First-line nurse managers are the link between nursing staff and hospital administration. They are responsible for carrying out the hospital's mission and making sure the nurses do their jobs well. First-line nurses also maintain legal, regulatory, budgetary and safety standards in their units. Nurse management careers have challenges, but can be an important and rewarding vocation.
Leading the Way
Motivating staff and inspiring professional excellence are part of a first-line nurse manager's leadership responsibilities. The nursing staff relies on the manager for guidance in team building, meeting goals and effective decision-making. Leadership challenges face first-line nurse managers every day, so these skills are crucial for anyone considering a nurse management career.
Knowing When to Delegate
Leading is key, but so is knowing when to delegate tasks to others. First-line nurses cannot do it all. They must practice critical thinking in deciding how, what and to whom to delegate. However, there are laws regarding appropriate delegation. Each state has their own standards, a copy of which is available from the state's nursing board. Delegation decisions can change on a case-by-case basis.
Juggling many logistical concerns--the unit's budget, meeting hospital documentation and regulation requirements, the legal and ethical aspects of health care--is a basic challenge of the first-line nurse's role. Staying organized requires constant upkeep of such items, and continuing education regarding new developments in the field.

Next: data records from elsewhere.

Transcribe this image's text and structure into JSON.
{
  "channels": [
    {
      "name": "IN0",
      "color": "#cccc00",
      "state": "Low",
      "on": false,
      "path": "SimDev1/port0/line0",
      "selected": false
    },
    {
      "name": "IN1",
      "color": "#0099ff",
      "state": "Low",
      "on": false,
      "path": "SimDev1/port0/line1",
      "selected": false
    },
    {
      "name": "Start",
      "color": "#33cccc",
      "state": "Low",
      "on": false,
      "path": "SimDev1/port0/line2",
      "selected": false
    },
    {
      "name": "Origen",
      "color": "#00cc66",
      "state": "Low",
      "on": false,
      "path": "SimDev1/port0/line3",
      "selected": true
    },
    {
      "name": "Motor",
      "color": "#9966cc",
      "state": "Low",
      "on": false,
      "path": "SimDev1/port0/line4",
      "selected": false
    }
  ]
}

Negotiating and managing conflicts--whether between patients, nurses, other hospital personnel, or administration--demands a first-line nurse's skill and attention. In the moment of conflict, first-line nurses help diffuse or resolve the situation. After the conflict passes, they review how the situation arose and how to avoid it in the future.
Remembering the Patient
Focusing on patients' needs, first-line nurses decide how their unit will deliver care. They ensure that those decisions are implemented smoothly and effectively. They may also participate in policy decisions regarding the hospital's definition of quality care.
Resting & Relaxing
Finding time to relax, rest and rejuvenate can be a challenge in itself for first-line nurses. But it's crucial to do so, because these nurses are pivotal to the unit's accomplishments. Staff nurses, administrators and patients are depending on them. Figuring out how to make the role sustainable is a key component of a first-line nurse manager's success.
- Photo Credit Scott Quinn Photography/Brand X Pictures/Getty Images
Issues and Challenges Facing Health Care Workers
The increasing number of patients that doctors and nurses must treat are affecting patient care and these workers' quality of work and...
How to Write a Job Application Email
A job application email, combined with an official cover letter and resume, is a reflection of a job seeker's competence, professionalism and...
Challenges of Management Today
Managers are key to a successful business. They are the ones assigned the projects that move a company forward. As a manager,...
Duties & Responsibilities of a Police Supervisor
Police officers have a demanding and difficult job. Assigned to protect resources and serve citizens, they have prestige and face danger at...
Professional Issues in Nursing: Challenges & Opportunities
Nurses continue to adjust to the fast-paced changes within their profession. These challenges include increased longevity among patients, a medical technological revolution...
Common Problems of a Nurse Manager
Nurse managers juggle increasingly demanding work schedules. They are expected to relate well to patients, junior staff and their own managers. The...